What: The biotech company Sarepta, in Cambridge, Massachusetts, said boys who received the gene therapy showed high levels of dystrophin, the protein that’s missing in the terrible disease.

Big deal? You bet. Muscular dystrophy is common, fatal, and currently incurable. But gene therapy might solve it. Sarepta’s stock shot up today by 50 percent.

How they did it: Dystrophin is one of the biggest genes in the human genome. Its size makes it too big to stuff inside a virus, which is needed to get the new gene into the body. The Sarepta team got over this hurdle by working with foreshortened “micro” versions of the gene instead. Others are eyeing CRISPR gene editing as the way to go.

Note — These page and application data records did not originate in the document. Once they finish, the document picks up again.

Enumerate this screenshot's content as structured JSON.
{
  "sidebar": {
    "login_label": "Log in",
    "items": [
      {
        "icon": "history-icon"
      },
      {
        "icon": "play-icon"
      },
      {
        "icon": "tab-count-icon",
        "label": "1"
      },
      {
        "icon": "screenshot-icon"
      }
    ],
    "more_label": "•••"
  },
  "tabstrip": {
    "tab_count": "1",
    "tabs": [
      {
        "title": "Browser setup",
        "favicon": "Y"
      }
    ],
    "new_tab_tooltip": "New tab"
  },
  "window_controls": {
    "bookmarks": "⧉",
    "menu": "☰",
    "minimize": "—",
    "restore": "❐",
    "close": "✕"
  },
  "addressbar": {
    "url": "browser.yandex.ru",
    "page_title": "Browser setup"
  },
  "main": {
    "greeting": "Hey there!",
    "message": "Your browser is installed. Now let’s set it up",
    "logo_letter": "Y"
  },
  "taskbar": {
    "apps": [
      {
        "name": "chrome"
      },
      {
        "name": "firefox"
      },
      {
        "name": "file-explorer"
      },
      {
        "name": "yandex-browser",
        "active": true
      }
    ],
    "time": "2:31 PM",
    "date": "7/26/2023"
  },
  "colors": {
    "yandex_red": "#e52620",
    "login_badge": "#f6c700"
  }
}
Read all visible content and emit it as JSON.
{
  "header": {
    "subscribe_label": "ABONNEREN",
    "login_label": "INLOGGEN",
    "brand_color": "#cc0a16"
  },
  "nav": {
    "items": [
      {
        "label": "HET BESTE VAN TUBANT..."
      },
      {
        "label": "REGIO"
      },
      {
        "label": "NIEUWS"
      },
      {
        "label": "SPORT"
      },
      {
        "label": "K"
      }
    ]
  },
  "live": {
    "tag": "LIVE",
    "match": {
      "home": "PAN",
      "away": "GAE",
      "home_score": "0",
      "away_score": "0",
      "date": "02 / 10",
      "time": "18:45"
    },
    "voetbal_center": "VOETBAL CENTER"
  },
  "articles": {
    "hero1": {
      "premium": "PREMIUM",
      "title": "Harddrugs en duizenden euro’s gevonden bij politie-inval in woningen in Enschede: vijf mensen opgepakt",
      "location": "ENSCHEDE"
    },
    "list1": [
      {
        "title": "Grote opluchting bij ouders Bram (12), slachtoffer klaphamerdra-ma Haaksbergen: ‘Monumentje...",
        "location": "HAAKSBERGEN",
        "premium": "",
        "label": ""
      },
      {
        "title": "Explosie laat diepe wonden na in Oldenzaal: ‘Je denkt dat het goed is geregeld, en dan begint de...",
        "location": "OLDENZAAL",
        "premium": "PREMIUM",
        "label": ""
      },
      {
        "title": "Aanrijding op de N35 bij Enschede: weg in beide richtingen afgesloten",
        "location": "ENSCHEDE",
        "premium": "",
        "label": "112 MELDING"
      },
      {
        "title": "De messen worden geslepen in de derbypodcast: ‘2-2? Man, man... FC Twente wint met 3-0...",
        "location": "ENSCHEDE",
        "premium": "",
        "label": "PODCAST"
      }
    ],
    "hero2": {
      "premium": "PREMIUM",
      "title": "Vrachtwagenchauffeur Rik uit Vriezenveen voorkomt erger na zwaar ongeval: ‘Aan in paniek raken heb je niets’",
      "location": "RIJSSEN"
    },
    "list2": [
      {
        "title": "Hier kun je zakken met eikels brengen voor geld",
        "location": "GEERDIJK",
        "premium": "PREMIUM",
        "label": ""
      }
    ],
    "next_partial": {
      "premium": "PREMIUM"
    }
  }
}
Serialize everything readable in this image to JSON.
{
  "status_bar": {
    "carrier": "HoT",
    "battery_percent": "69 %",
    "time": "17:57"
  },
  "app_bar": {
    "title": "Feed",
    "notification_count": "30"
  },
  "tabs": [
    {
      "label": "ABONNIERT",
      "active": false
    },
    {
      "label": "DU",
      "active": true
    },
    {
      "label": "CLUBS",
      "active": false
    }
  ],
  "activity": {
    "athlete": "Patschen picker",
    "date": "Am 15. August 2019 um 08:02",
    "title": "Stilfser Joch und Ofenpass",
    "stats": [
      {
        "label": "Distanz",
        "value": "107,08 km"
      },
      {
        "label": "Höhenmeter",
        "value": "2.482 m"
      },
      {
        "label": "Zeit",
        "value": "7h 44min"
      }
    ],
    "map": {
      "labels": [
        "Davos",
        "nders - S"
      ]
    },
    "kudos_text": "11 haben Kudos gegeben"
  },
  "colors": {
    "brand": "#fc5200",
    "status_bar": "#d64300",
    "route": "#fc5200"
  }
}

More to come: Sarepta’s study is being carried out at Nationwide Children’s Hospital in Ohio. Two other similar studies, from Pfizer and Solid Biosciences, are also under way.